Recipe and Practical Advice


#1

I’m looking to pull the trigger on home-made Soylent, and I was hoping to pick the minds of experienced users for some practical advice. First off, here’s the recipe I’ve come up with so far, which includes mention of rationale for my choices:
http://www.makesoylent.com/recipes/51e8b88e499c4d0200000042

With respect to recipes, I have a couple questions:

  1. I’ve seen discussion around getting Omega-3s. Is there something I should be on the look-out for in order to get that (since it doesn’t seem included in ingredients or on spreadsheets that I’ve seen)?
  2. I’ve also seen mentioned that with respect to potassium, even the RDA can have adverse affects, and that one ought to build up to that much potassium. Could someone clarify/elaborate.
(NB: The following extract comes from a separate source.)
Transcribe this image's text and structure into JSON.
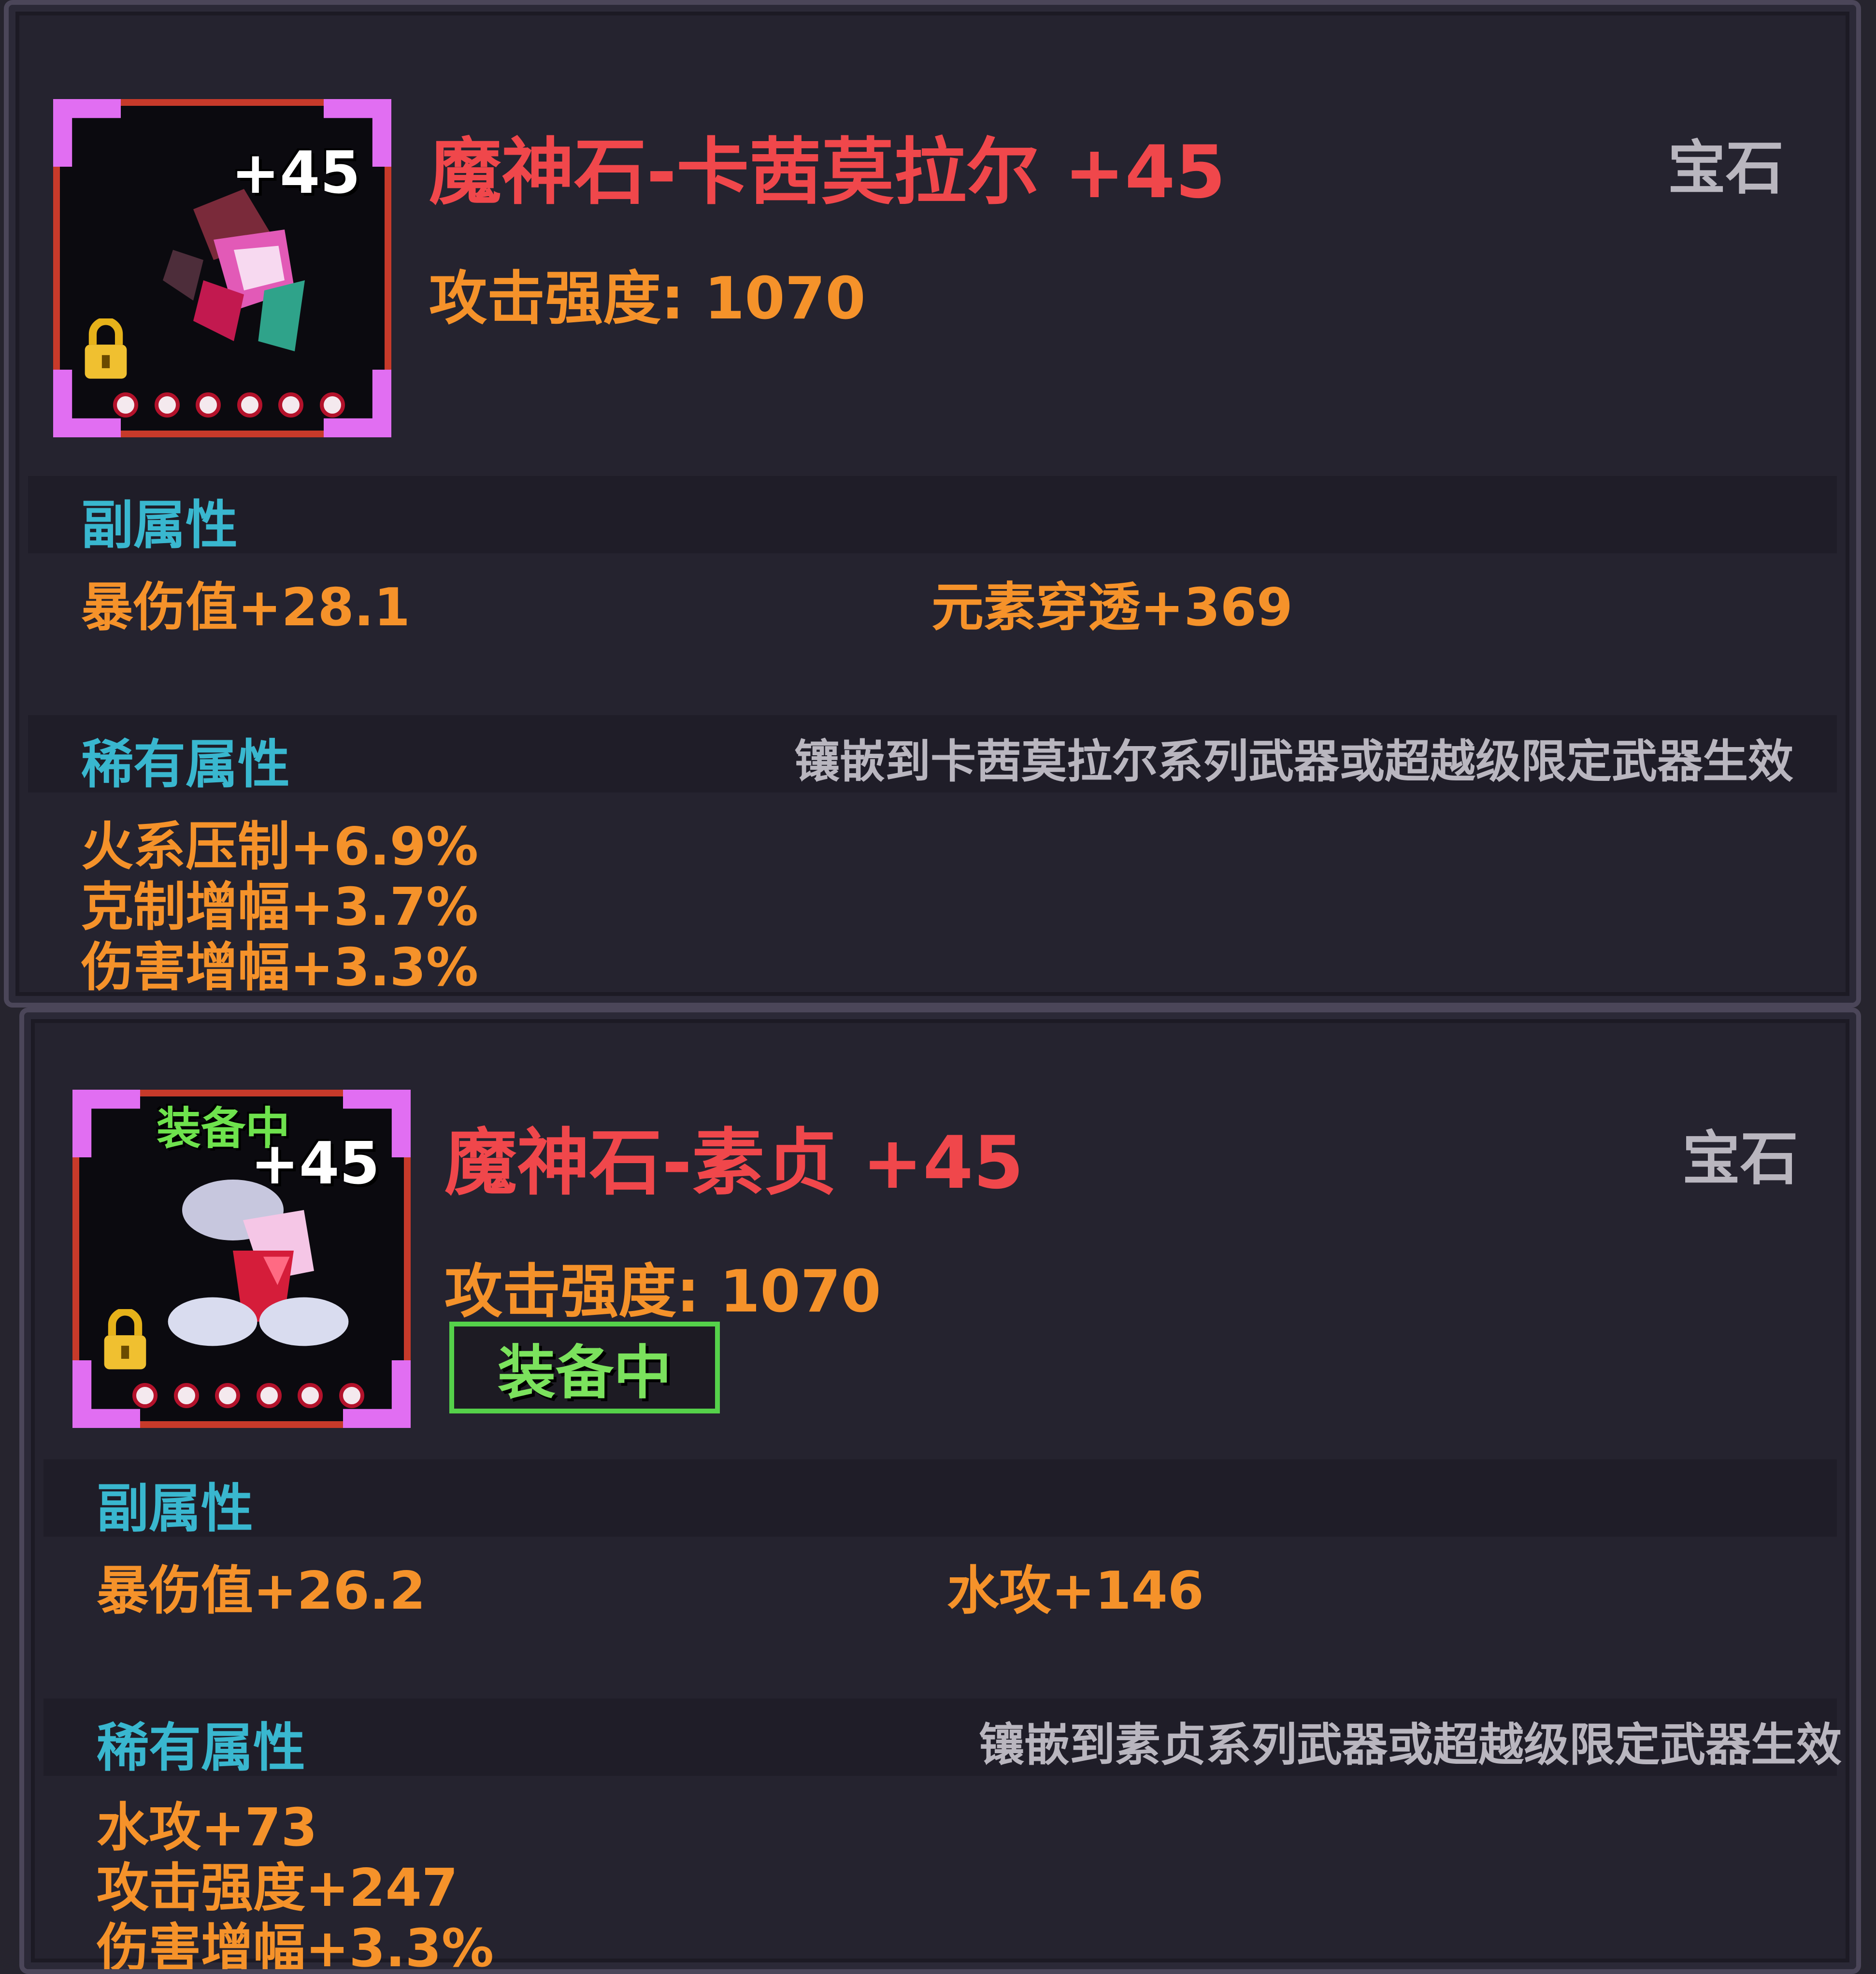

Besides the recipe, I also have a few questions with respect to actually preparing Soylent:
3) How many servings do you typically mix at once? Do you do one at a time, or do you mix, say, a week’s worth and then divide evenly it into 7 (or 14, or …) servings?
4) How do people measure these precise weights? Is there a forum-favorite scale on Amazon?
5) What water-to-mix ratio do you use? (I imagine this is probably trial-and-error according to one’s particular mix.)
6) Do you mix with water just before consumption, or do you mix ahead of time (and then, do you refridgerate)?

Thanks in advance for any help you can provide. Looking forward to participating in the experiment.


#2

I can answer a couple of your questions:

Many DIY Soylent folks have found that consuming more than a couple grams of potassium produced symptoms ranging from general weakness to chest pains. Start low and build up 1 gram of potassium gluconate at a time. Stop when you get to around 3.5g to 4.5g of total potassium (not just the gluconate), or if you experience any adverse effects.

I’d strongly recommend against mixing up more than a day at once then dividing it up. Incomplete mixing could result in uneven distribution of minerals that could be harmful in large quantities. For example, you wouldn’t want to have one day’s batch to have no magnesium and tomorrow’s to have twice as much—that’s a one-way ticket to Diarrhea City at a minimum, and it could end even worse for you. It’s safer to carefully measure out one day at a time. I found the Proscale PX100 to be a pretty awesome scale for measuring small quantities like that.

Most people report mixing their day’s soylent supply with about 1.5L to 2L of water. Some people mix on the go, some people mix ahead, and some refrigerate. There is some talk on the forums about refrigeration being better for your health and for taste, but I haven’t read anything definitive.


#3

Thanks for the info about potassium; that’s exactly the information I was looking for.

Excellent advice re mixing. That’s the sort of oversight I’m hoping to avoid by asking lots of questions. :slight_smile:

Additionally: For anyone else who reads up on this thread, I found out that flaxseed meal (the main fat source of my recipe) has lots of Omega-3 fatty acids, so I don’t think that’s an issue.


#4

@Jack_OMT Wouldn’t using flaxseed as your main fat source make it difficult to ensure your essential proteins are being met as the flaxseed doesn’t have a break down of the individual proteins?


#5

@wizardofmath The flaxseed is the main fat source, but I’m using soy protein as the main protein source. As far as I’m aware that’s okay.


#6

As long as you have considered that it all looks good :smile: